What Is Blind Stitch Sewing?

Blind hemming and blind stitching are both methods of sewing used to make an almost undetectable seam or hem. A method is used to conceal the stitching by folding the fabric over and sewing it in place. Hems for pants, skirts, and dresses, as well as seams in curtains and other home design items, frequently make use of blind stitch sewing.

How Is Blind Stitch Sewing Done?

A blind stitch machine, also called a blind hemmer, is used to sew blind stitches. To achieve these practically undetectable stitches, a blind hemmer makes use of a unique foot that guides the fabric as the machine sews. The machine uses a straight stitch that catches very few cloth threads to create a nearly invisible hem or seam.

Hand-sewing a blind stitch is possible, however, it may take more time. Blind stitching is done by passing a single thread through a folded piece of fabric, catching just a small number of threads at a time. As the stitches are tightened, the resulting seam is barely noticeable.

Why Is Blind Stitch Sewing Valuable?

There are a few good reasons why blind stitch stitching is so helpful. To begin with, it helps things like clothing and other objects look polished and well-made. Blind stitching is used for hemming and seaming, and the result is a practically invisible seam or hem. As a second point, blind stitch stitching can be a cost-effective and efficient sewing technique. Making hems and seams with a blind stitch machine is a time- and labor-saving option. Professional seamstresses will find this particularly helpful since it will allow them to get more done in less time. Last but not least, blind stitch stitching can be employed to rescue out-of-waist or too-long clothes. If you have your pants, skirts, or dresses hemmed with a blind stitch, the original hem will be kept, giving the garment the appearance of having been custom-made for the wearer.

Blind stitch stitching is useful in many different contexts, but it can also be used for aesthetic purposes. Blind stitches can be used to provide a subtle accent to a hem or seam by using a thread color that contrasts with the fabric. For best results, use this technique on textiles with a delicate pattern or texture.

Constructing a garment that can be worn in two different ways is possible with blind stitch stitching as well.
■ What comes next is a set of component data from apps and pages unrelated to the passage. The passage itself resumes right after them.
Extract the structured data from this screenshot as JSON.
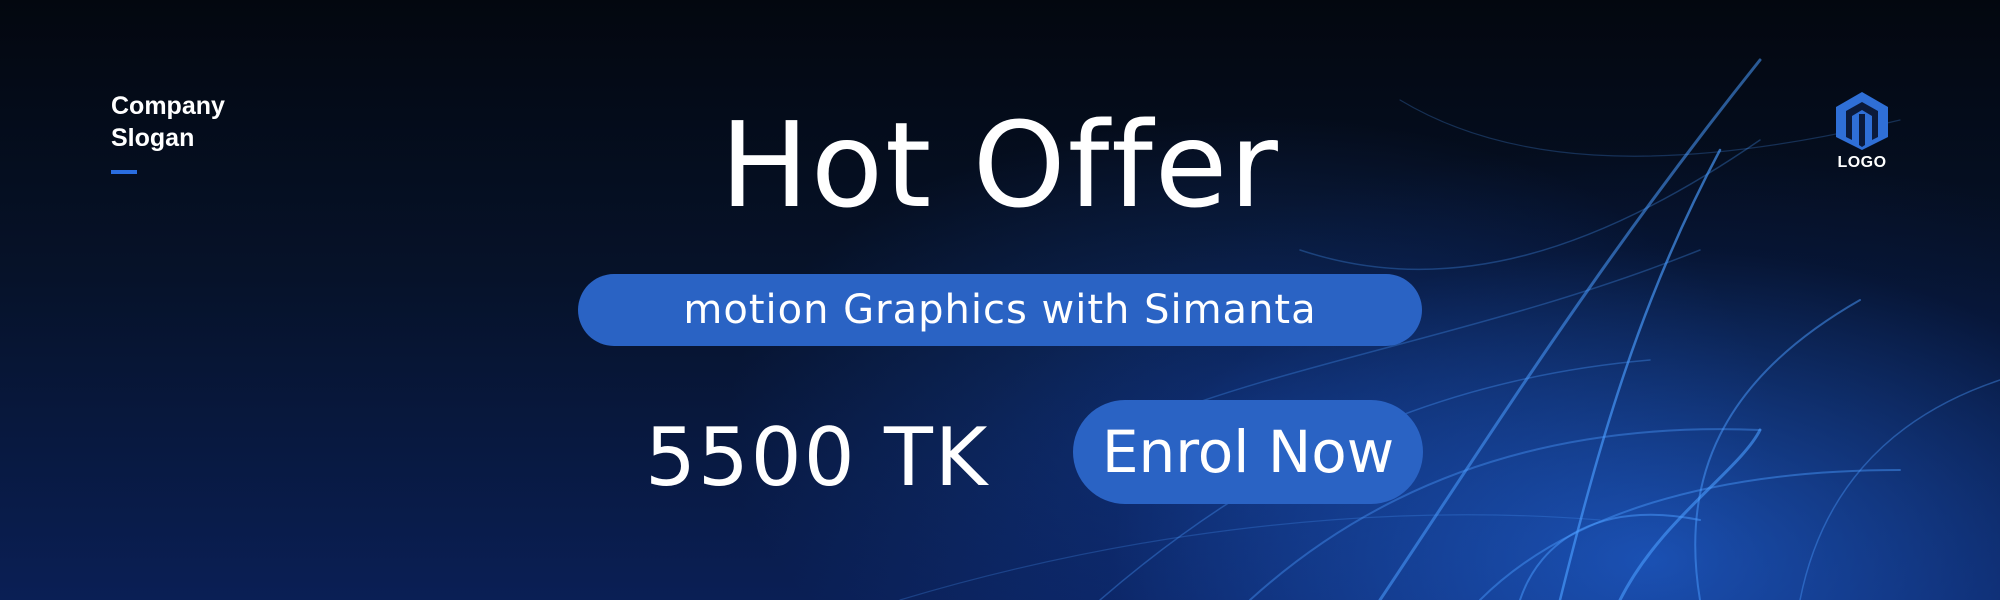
{
  "brand": {
    "slogan_line1": "Company",
    "slogan_line2": "Slogan",
    "logo_text": "LOGO"
  },
  "offer": {
    "headline": "Hot Offer",
    "course": "motion Graphics with Simanta",
    "price": "5500 TK",
    "cta_label": "Enrol Now"
  },
  "colors": {
    "accent": "#2a63c4",
    "background": "#061229",
    "text": "#ffffff"
  },
  "icons": {
    "logo": "hexagon-logo-icon"
  }
}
The garment's hemline can be flipped up and the wrong side of the fabric exposed by employing a blind stitch. A garment's adaptability can be greatly increased by doing this, and the fabric's pattern or texture can be better showcased.

New sewers should be aware that perfecting the blind stitch might take time and practice. The trick is to sew slowly and carefully, catching only a couple of threads of fabric with each stitch, while maintaining a consistent tension. Blind stitch stitching requires a special sort of cloth, so be sure to select the proper one. Fabrics with a higher thickness or weight may not work as well, therefore thin, lightweight options are recommended.